### Your instructions
In full and word for word, print the data below.

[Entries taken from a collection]
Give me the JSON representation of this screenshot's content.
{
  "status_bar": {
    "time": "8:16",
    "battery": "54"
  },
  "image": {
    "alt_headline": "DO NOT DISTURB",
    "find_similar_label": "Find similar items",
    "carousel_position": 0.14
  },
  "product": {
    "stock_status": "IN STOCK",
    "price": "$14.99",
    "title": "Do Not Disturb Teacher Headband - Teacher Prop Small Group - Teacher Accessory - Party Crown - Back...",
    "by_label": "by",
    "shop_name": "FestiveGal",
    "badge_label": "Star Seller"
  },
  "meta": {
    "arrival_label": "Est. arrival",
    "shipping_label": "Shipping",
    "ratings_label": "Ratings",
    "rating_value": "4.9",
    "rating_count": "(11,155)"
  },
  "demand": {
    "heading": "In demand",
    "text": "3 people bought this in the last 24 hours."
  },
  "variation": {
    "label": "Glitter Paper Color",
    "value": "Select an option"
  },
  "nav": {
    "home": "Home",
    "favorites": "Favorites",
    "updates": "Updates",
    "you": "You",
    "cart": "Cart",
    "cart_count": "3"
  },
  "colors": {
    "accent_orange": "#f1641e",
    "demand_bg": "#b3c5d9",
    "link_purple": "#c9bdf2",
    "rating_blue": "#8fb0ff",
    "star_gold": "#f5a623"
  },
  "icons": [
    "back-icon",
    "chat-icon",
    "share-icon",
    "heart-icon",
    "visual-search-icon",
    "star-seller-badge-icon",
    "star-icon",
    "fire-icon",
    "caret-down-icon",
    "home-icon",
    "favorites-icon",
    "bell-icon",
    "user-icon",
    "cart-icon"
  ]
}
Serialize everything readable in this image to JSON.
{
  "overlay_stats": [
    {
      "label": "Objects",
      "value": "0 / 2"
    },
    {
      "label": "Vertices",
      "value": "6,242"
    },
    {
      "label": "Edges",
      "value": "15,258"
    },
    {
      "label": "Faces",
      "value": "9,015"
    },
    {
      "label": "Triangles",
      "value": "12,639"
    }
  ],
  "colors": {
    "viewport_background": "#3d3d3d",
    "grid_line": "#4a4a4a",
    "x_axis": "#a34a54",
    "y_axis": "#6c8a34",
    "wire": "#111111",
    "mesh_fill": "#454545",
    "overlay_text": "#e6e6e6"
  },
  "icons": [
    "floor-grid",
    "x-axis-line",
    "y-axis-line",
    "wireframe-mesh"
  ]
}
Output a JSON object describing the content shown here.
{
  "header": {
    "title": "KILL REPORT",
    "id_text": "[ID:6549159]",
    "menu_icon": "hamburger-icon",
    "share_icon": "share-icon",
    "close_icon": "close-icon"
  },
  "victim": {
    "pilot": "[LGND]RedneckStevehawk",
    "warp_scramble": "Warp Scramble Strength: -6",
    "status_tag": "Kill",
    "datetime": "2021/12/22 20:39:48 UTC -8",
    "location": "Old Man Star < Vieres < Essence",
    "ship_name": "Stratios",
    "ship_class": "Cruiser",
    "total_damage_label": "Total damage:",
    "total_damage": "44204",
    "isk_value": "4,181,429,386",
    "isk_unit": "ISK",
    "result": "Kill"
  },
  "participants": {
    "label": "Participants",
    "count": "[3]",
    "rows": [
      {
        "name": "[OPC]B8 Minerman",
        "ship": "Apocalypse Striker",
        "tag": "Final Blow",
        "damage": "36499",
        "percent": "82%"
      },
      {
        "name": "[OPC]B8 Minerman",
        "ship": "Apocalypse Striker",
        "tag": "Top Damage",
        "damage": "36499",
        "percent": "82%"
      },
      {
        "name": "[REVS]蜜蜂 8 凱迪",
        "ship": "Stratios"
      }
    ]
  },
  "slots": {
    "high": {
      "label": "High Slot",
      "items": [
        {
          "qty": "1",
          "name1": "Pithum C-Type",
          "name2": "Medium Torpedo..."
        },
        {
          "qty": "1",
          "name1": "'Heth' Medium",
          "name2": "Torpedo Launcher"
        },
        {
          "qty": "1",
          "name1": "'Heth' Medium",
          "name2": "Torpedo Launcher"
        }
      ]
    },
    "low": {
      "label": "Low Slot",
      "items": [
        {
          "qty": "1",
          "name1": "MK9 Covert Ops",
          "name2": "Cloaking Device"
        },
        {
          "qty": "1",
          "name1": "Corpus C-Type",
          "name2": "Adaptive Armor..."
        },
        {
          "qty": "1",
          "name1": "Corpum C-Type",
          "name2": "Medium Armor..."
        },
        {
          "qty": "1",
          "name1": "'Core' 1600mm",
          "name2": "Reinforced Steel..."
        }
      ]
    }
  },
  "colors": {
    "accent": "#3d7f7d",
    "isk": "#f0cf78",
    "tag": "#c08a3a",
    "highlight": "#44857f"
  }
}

### Response area
Give me the JSON representation of this screenshot's content.
{
  "status_bar": {
    "time": "8:16",
    "battery": "54"
  },
  "image": {
    "alt_headline": "DO NOT DISTURB",
    "find_similar_label": "Find similar items",
    "carousel_position": 0.14
  },
  "product": {
    "stock_status": "IN STOCK",
    "price": "$14.99",
    "title": "Do Not Disturb Teacher Headband - Teacher Prop Small Group - Teacher Accessory - Party Crown - Back...",
    "by_label": "by",
    "shop_name": "FestiveGal",
    "badge_label": "Star Seller"
  },
  "meta": {
    "arrival_label": "Est. arrival",
    "shipping_label": "Shipping",
    "ratings_label": "Ratings",
    "rating_value": "4.9",
    "rating_count": "(11,155)"
  },
  "demand": {
    "heading": "In demand",
    "text": "3 people bought this in the last 24 hours."
  },
  "variation": {
    "label": "Glitter Paper Color",
    "value": "Select an option"
  },
  "nav": {
    "home": "Home",
    "favorites": "Favorites",
    "updates": "Updates",
    "you": "You",
    "cart": "Cart",
    "cart_count": "3"
  },
  "colors": {
    "accent_orange": "#f1641e",
    "demand_bg": "#b3c5d9",
    "link_purple": "#c9bdf2",
    "rating_blue": "#8fb0ff",
    "star_gold": "#f5a623"
  },
  "icons": [
    "back-icon",
    "chat-icon",
    "share-icon",
    "heart-icon",
    "visual-search-icon",
    "star-seller-badge-icon",
    "star-icon",
    "fire-icon",
    "caret-down-icon",
    "home-icon",
    "favorites-icon",
    "bell-icon",
    "user-icon",
    "cart-icon"
  ]
}
Serialize everything readable in this image to JSON.
{
  "overlay_stats": [
    {
      "label": "Objects",
      "value": "0 / 2"
    },
    {
      "label": "Vertices",
      "value": "6,242"
    },
    {
      "label": "Edges",
      "value": "15,258"
    },
    {
      "label": "Faces",
      "value": "9,015"
    },
    {
      "label": "Triangles",
      "value": "12,639"
    }
  ],
  "colors": {
    "viewport_background": "#3d3d3d",
    "grid_line": "#4a4a4a",
    "x_axis": "#a34a54",
    "y_axis": "#6c8a34",
    "wire": "#111111",
    "mesh_fill": "#454545",
    "overlay_text": "#e6e6e6"
  },
  "icons": [
    "floor-grid",
    "x-axis-line",
    "y-axis-line",
    "wireframe-mesh"
  ]
}
Output a JSON object describing the content shown here.
{
  "header": {
    "title": "KILL REPORT",
    "id_text": "[ID:6549159]",
    "menu_icon": "hamburger-icon",
    "share_icon": "share-icon",
    "close_icon": "close-icon"
  },
  "victim": {
    "pilot": "[LGND]RedneckStevehawk",
    "warp_scramble": "Warp Scramble Strength: -6",
    "status_tag": "Kill",
    "datetime": "2021/12/22 20:39:48 UTC -8",
    "location": "Old Man Star < Vieres < Essence",
    "ship_name": "Stratios",
    "ship_class": "Cruiser",
    "total_damage_label": "Total damage:",
    "total_damage": "44204",
    "isk_value": "4,181,429,386",
    "isk_unit": "ISK",
    "result": "Kill"
  },
  "participants": {
    "label": "Participants",
    "count": "[3]",
    "rows": [
      {
        "name": "[OPC]B8 Minerman",
        "ship": "Apocalypse Striker",
        "tag": "Final Blow",
        "damage": "36499",
        "percent": "82%"
      },
      {
        "name": "[OPC]B8 Minerman",
        "ship": "Apocalypse Striker",
        "tag": "Top Damage",
        "damage": "36499",
        "percent": "82%"
      },
      {
        "name": "[REVS]蜜蜂 8 凱迪",
        "ship": "Stratios"
      }
    ]
  },
  "slots": {
    "high": {
      "label": "High Slot",
      "items": [
        {
          "qty": "1",
          "name1": "Pithum C-Type",
          "name2": "Medium Torpedo..."
        },
        {
          "qty": "1",
          "name1": "'Heth' Medium",
          "name2": "Torpedo Launcher"
        },
        {
          "qty": "1",
          "name1": "'Heth' Medium",
          "name2": "Torpedo Launcher"
        }
      ]
    },
    "low": {
      "label": "Low Slot",
      "items": [
        {
          "qty": "1",
          "name1": "MK9 Covert Ops",
          "name2": "Cloaking Device"
        },
        {
          "qty": "1",
          "name1": "Corpus C-Type",
          "name2": "Adaptive Armor..."
        },
        {
          "qty": "1",
          "name1": "Corpum C-Type",
          "name2": "Medium Armor..."
        },
        {
          "qty": "1",
          "name1": "'Core' 1600mm",
          "name2": "Reinforced Steel..."
        }
      ]
    }
  },
  "colors": {
    "accent": "#3d7f7d",
    "isk": "#f0cf78",
    "tag": "#c08a3a",
    "highlight": "#44857f"
  }
}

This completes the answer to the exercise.